Every entry here needs to be repeated exactly.

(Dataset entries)
######
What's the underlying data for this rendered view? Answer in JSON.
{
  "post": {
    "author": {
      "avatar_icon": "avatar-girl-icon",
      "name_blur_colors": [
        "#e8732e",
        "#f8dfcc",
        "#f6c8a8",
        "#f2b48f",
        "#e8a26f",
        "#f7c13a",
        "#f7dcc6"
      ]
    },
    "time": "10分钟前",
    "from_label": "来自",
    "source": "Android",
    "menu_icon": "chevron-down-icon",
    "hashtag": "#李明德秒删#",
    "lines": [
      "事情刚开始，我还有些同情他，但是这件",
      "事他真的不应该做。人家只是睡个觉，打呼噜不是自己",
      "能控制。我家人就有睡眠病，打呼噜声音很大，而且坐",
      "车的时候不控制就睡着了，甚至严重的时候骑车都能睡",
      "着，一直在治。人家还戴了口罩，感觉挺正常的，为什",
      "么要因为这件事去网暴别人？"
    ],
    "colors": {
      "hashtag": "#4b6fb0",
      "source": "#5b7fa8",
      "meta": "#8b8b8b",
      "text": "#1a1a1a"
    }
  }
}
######
▶ **Task result**
What's the underlying data for this rendered view? Answer in JSON.
{
  "post": {
    "author": {
      "avatar_icon": "avatar-girl-icon",
      "name_blur_colors": [
        "#e8732e",
        "#f8dfcc",
        "#f6c8a8",
        "#f2b48f",
        "#e8a26f",
        "#f7c13a",
        "#f7dcc6"
      ]
    },
    "time": "10分钟前",
    "from_label": "来自",
    "source": "Android",
    "menu_icon": "chevron-down-icon",
    "hashtag": "#李明德秒删#",
    "lines": [
      "事情刚开始，我还有些同情他，但是这件",
      "事他真的不应该做。人家只是睡个觉，打呼噜不是自己",
      "能控制。我家人就有睡眠病，打呼噜声音很大，而且坐",
      "车的时候不控制就睡着了，甚至严重的时候骑车都能睡",
      "着，一直在治。人家还戴了口罩，感觉挺正常的，为什",
      "么要因为这件事去网暴别人？"
    ],
    "colors": {
      "hashtag": "#4b6fb0",
      "source": "#5b7fa8",
      "meta": "#8b8b8b",
      "text": "#1a1a1a"
    }
  }
}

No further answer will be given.